A 3-year-old program dedicated to narrowing the high-tech digital divide shuts its doors as corporate backers think twice about opening their wallets.

    PowerUp, a 3-year-old program aimed at narrowing the high-tech digital divide, has shut its doors as its corporate backers reassess their philanthropic efforts in a weak economy.

    The project, which was supported by technology industry bigwigs including AOL Time Warner Chairman Steve Case and Gateway founder Ted Waitt, brought millions of dollars worth of computer equipment to schools and community centers across the United States.

    The organization donated machines to thousands of community centers and computer labs, attracting support from Sen. Trent Lott, R-Miss., and Rep. Charles Pickering, R-Miss., who pushed for federal money to fund workers at the centers. It also sponsored mentoring programs that offered students a chance to see how technology can change people's lives.

    PowerUp officials did not immediately respond to requests for comment on the program?s closure.

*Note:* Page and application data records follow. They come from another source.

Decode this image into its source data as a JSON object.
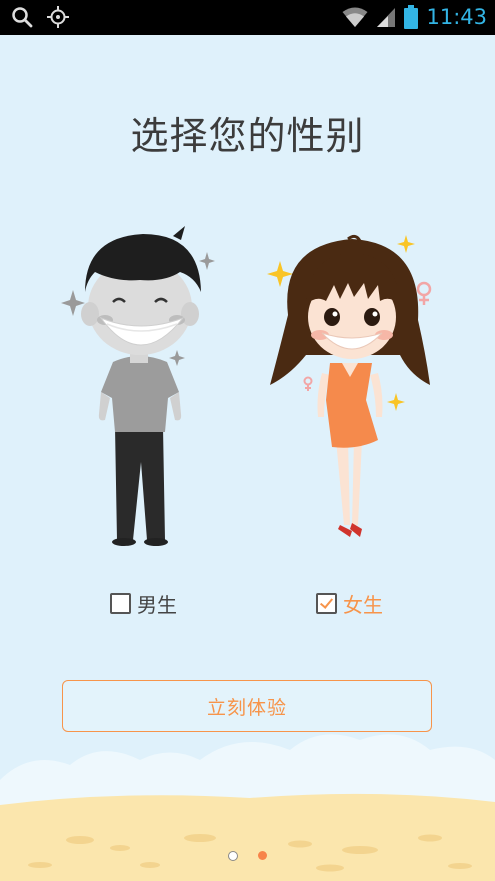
{
  "status_bar": {
    "time": "11:43"
  },
  "title": "选择您的性别",
  "options": {
    "male": {
      "label": "男生",
      "checked": false
    },
    "female": {
      "label": "女生",
      "checked": true
    }
  },
  "cta": {
    "label": "立刻体验"
  },
  "pagination": {
    "total": 2,
    "active": 2
  },
  "colors": {
    "accent": "#f7944a",
    "background": "#dff1fb",
    "status_icon": "#33b5e5"
  }
}
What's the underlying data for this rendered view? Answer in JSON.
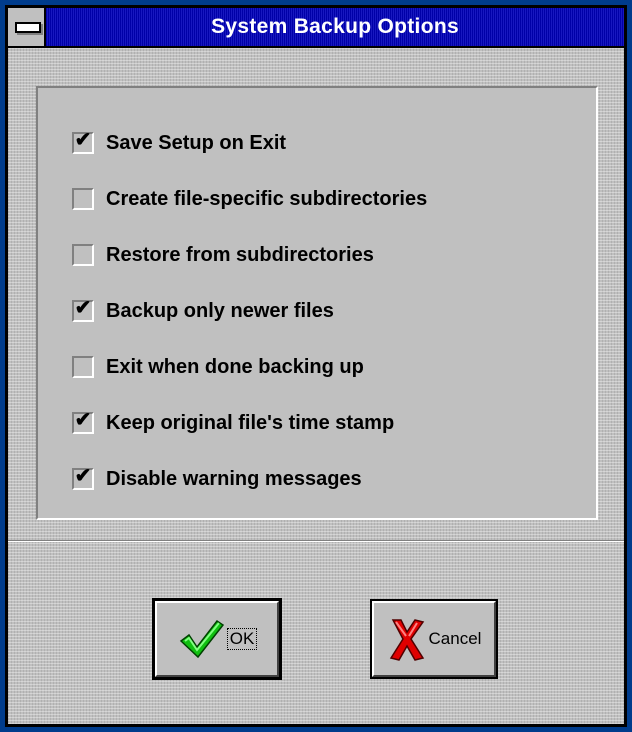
{
  "window": {
    "title": "System Backup Options"
  },
  "options": [
    {
      "label": "Save Setup on Exit",
      "checked": true
    },
    {
      "label": "Create file-specific subdirectories",
      "checked": false
    },
    {
      "label": "Restore from subdirectories",
      "checked": false
    },
    {
      "label": "Backup only newer files",
      "checked": true
    },
    {
      "label": "Exit when done backing up",
      "checked": false
    },
    {
      "label": "Keep original file's time stamp",
      "checked": true
    },
    {
      "label": "Disable warning messages",
      "checked": true
    }
  ],
  "buttons": {
    "ok_label": "OK",
    "cancel_label": "Cancel"
  },
  "icons": {
    "system_menu": "system-menu-icon",
    "ok": "green-checkmark-icon",
    "cancel": "red-x-icon"
  },
  "colors": {
    "titlebar": "#0000a8",
    "face": "#c0c0c0",
    "ok_icon": "#10c010",
    "cancel_icon": "#e00000"
  }
}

    Stephen Ronan, managing director of Community Technology Centers' Network, which operated some of the projects in conjunction with PowerUp, said existing centers shouldn't be affected by the closure. He said PowerUp's main focus was providing computers and getting the projects up and running so community-based groups could take over. However, the community centers will need to turn elsewhere when it's time to upgrade their equipment.